- [Record extracts]
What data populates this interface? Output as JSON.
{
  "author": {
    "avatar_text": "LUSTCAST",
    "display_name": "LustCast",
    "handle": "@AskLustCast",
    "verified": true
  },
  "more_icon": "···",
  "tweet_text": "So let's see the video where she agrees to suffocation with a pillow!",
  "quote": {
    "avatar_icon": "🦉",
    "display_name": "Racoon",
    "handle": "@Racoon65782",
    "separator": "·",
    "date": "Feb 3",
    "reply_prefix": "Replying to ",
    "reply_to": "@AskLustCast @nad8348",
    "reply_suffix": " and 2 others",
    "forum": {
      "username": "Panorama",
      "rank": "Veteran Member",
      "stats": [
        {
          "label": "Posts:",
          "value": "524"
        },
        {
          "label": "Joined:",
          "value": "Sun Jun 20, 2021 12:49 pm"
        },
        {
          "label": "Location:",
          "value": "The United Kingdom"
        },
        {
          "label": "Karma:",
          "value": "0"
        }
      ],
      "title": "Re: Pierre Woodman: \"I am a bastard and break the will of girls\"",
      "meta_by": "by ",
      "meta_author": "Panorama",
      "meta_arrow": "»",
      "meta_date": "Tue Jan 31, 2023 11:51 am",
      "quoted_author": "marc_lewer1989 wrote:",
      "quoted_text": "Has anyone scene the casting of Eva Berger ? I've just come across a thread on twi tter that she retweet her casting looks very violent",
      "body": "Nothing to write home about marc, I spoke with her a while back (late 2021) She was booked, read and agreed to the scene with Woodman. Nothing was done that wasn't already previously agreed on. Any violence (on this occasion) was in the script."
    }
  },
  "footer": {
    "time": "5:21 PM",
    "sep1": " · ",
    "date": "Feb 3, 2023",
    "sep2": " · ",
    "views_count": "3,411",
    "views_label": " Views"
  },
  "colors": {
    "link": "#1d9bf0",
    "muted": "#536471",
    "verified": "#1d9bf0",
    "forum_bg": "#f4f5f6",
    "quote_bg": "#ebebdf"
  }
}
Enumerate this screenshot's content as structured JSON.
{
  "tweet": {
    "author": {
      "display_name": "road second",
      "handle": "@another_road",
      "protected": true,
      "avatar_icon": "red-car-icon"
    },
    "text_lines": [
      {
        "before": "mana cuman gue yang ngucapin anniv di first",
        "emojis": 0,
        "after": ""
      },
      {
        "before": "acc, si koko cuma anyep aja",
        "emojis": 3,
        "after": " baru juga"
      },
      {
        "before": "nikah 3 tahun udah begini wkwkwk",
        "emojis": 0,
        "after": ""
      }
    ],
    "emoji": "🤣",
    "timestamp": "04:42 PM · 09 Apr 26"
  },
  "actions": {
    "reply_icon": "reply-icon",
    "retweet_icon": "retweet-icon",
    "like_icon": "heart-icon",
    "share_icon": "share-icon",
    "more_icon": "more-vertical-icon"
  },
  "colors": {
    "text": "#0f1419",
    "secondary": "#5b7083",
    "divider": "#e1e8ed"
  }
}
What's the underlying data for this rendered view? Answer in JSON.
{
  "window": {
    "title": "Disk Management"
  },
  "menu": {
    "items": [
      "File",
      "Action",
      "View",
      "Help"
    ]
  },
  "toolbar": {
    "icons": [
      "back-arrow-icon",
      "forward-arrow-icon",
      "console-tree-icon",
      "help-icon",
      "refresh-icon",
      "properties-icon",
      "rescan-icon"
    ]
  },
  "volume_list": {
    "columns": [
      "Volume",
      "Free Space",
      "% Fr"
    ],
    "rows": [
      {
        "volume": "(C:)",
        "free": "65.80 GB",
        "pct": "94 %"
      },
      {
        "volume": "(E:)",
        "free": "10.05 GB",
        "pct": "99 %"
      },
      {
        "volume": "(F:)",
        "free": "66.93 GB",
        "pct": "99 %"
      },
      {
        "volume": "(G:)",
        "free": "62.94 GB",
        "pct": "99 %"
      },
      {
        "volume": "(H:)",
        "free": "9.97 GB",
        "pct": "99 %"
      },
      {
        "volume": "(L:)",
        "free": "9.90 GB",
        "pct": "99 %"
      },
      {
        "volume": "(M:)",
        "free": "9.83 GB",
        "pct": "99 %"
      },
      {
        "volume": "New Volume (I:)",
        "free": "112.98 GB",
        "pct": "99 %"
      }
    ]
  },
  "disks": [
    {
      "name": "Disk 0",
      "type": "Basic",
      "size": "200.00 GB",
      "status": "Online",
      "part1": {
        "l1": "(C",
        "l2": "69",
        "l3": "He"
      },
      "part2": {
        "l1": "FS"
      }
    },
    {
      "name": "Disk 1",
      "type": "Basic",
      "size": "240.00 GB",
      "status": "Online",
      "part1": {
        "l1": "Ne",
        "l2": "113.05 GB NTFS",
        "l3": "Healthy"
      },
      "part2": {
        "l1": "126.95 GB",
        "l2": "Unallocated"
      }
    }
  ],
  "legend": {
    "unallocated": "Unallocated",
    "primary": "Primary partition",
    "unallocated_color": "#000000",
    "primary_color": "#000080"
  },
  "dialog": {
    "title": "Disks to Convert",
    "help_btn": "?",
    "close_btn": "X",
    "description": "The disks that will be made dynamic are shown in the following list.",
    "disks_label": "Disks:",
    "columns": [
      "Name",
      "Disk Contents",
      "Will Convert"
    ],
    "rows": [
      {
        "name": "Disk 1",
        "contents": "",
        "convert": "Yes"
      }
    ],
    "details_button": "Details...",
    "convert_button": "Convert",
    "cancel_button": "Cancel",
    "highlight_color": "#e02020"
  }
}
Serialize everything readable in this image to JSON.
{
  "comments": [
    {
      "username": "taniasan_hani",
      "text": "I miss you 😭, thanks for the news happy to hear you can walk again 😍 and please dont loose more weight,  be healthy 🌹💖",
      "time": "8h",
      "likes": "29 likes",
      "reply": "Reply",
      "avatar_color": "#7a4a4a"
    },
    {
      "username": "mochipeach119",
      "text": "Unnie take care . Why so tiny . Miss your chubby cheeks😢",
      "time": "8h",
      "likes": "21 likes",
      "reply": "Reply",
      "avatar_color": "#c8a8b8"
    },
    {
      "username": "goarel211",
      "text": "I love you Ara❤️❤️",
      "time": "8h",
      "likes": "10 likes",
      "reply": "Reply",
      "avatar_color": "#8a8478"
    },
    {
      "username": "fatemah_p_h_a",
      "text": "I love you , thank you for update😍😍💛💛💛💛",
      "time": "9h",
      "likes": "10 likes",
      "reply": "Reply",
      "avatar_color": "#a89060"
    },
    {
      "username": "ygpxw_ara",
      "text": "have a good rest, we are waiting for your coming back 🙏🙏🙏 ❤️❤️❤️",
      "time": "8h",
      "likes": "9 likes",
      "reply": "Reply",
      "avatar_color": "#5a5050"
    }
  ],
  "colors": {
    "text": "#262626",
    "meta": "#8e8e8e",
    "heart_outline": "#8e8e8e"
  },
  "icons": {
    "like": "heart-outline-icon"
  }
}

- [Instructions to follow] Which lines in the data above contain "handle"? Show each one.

- [Result of the task]
    "handle": "@AskLustCast",
    "handle": "@Racoon65782",
      "handle": "@another_road",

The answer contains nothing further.